= WHAT YOU WILL DO =
The expected output is every entry that follows, reproduced exactly.

··· TASK INPUT

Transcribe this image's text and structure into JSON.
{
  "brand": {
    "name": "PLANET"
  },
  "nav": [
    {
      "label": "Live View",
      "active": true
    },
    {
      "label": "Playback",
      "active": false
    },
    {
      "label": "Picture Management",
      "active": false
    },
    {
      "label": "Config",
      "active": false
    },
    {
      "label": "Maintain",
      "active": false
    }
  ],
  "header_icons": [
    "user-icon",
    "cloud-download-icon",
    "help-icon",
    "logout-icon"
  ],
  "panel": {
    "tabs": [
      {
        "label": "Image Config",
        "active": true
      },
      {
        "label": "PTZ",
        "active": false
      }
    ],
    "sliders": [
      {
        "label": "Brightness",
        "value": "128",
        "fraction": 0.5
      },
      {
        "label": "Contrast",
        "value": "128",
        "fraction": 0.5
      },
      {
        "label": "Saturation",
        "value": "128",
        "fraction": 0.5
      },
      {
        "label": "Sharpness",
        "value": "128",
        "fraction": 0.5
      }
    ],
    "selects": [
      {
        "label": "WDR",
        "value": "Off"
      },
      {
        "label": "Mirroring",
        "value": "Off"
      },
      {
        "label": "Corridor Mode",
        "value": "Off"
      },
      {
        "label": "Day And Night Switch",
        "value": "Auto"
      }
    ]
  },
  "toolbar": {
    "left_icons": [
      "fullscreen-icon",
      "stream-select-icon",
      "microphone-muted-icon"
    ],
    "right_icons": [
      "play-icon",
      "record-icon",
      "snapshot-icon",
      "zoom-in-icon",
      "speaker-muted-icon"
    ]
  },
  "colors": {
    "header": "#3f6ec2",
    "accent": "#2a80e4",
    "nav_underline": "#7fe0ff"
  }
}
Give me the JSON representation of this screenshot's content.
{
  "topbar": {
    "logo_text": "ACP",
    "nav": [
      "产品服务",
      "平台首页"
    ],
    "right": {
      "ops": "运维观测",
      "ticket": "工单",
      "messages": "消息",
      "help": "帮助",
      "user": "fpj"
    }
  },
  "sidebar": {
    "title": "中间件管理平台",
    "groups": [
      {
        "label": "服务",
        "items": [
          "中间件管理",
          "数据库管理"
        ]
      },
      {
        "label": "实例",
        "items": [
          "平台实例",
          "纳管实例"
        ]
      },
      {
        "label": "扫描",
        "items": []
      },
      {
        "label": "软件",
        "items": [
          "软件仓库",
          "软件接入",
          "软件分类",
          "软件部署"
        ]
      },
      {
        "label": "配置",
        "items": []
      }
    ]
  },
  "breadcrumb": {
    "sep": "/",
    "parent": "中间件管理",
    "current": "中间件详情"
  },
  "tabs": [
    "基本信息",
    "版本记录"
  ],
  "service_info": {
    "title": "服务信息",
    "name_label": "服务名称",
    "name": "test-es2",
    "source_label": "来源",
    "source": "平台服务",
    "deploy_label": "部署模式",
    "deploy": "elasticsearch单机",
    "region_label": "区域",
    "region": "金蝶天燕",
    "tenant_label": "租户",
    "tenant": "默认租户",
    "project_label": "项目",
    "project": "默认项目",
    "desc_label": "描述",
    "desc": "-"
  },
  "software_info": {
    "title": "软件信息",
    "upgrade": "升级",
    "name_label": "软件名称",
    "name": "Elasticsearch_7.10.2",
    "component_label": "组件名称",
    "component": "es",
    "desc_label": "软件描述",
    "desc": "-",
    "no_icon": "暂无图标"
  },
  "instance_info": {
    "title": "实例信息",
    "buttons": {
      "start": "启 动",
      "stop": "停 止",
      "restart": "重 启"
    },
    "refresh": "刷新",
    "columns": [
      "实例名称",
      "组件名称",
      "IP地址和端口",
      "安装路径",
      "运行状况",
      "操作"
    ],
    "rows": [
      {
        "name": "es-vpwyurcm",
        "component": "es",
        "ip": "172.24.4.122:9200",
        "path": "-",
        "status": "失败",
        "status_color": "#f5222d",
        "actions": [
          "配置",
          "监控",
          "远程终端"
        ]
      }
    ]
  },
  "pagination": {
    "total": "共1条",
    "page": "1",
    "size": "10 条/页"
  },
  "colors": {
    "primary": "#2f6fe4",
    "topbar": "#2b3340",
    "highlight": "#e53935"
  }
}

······

= WRITTEN RESPONSE =
Transcribe this image's text and structure into JSON.
{
  "brand": {
    "name": "PLANET"
  },
  "nav": [
    {
      "label": "Live View",
      "active": true
    },
    {
      "label": "Playback",
      "active": false
    },
    {
      "label": "Picture Management",
      "active": false
    },
    {
      "label": "Config",
      "active": false
    },
    {
      "label": "Maintain",
      "active": false
    }
  ],
  "header_icons": [
    "user-icon",
    "cloud-download-icon",
    "help-icon",
    "logout-icon"
  ],
  "panel": {
    "tabs": [
      {
        "label": "Image Config",
        "active": true
      },
      {
        "label": "PTZ",
        "active": false
      }
    ],
    "sliders": [
      {
        "label": "Brightness",
        "value": "128",
        "fraction": 0.5
      },
      {
        "label": "Contrast",
        "value": "128",
        "fraction": 0.5
      },
      {
        "label": "Saturation",
        "value": "128",
        "fraction": 0.5
      },
      {
        "label": "Sharpness",
        "value": "128",
        "fraction": 0.5
      }
    ],
    "selects": [
      {
        "label": "WDR",
        "value": "Off"
      },
      {
        "label": "Mirroring",
        "value": "Off"
      },
      {
        "label": "Corridor Mode",
        "value": "Off"
      },
      {
        "label": "Day And Night Switch",
        "value": "Auto"
      }
    ]
  },
  "toolbar": {
    "left_icons": [
      "fullscreen-icon",
      "stream-select-icon",
      "microphone-muted-icon"
    ],
    "right_icons": [
      "play-icon",
      "record-icon",
      "snapshot-icon",
      "zoom-in-icon",
      "speaker-muted-icon"
    ]
  },
  "colors": {
    "header": "#3f6ec2",
    "accent": "#2a80e4",
    "nav_underline": "#7fe0ff"
  }
}
Give me the JSON representation of this screenshot's content.
{
  "topbar": {
    "logo_text": "ACP",
    "nav": [
      "产品服务",
      "平台首页"
    ],
    "right": {
      "ops": "运维观测",
      "ticket": "工单",
      "messages": "消息",
      "help": "帮助",
      "user": "fpj"
    }
  },
  "sidebar": {
    "title": "中间件管理平台",
    "groups": [
      {
        "label": "服务",
        "items": [
          "中间件管理",
          "数据库管理"
        ]
      },
      {
        "label": "实例",
        "items": [
          "平台实例",
          "纳管实例"
        ]
      },
      {
        "label": "扫描",
        "items": []
      },
      {
        "label": "软件",
        "items": [
          "软件仓库",
          "软件接入",
          "软件分类",
          "软件部署"
        ]
      },
      {
        "label": "配置",
        "items": []
      }
    ]
  },
  "breadcrumb": {
    "sep": "/",
    "parent": "中间件管理",
    "current": "中间件详情"
  },
  "tabs": [
    "基本信息",
    "版本记录"
  ],
  "service_info": {
    "title": "服务信息",
    "name_label": "服务名称",
    "name": "test-es2",
    "source_label": "来源",
    "source": "平台服务",
    "deploy_label": "部署模式",
    "deploy": "elasticsearch单机",
    "region_label": "区域",
    "region": "金蝶天燕",
    "tenant_label": "租户",
    "tenant": "默认租户",
    "project_label": "项目",
    "project": "默认项目",
    "desc_label": "描述",
    "desc": "-"
  },
  "software_info": {
    "title": "软件信息",
    "upgrade": "升级",
    "name_label": "软件名称",
    "name": "Elasticsearch_7.10.2",
    "component_label": "组件名称",
    "component": "es",
    "desc_label": "软件描述",
    "desc": "-",
    "no_icon": "暂无图标"
  },
  "instance_info": {
    "title": "实例信息",
    "buttons": {
      "start": "启 动",
      "stop": "停 止",
      "restart": "重 启"
    },
    "refresh": "刷新",
    "columns": [
      "实例名称",
      "组件名称",
      "IP地址和端口",
      "安装路径",
      "运行状况",
      "操作"
    ],
    "rows": [
      {
        "name": "es-vpwyurcm",
        "component": "es",
        "ip": "172.24.4.122:9200",
        "path": "-",
        "status": "失败",
        "status_color": "#f5222d",
        "actions": [
          "配置",
          "监控",
          "远程终端"
        ]
      }
    ]
  },
  "pagination": {
    "total": "共1条",
    "page": "1",
    "size": "10 条/页"
  },
  "colors": {
    "primary": "#2f6fe4",
    "topbar": "#2b3340",
    "highlight": "#e53935"
  }
}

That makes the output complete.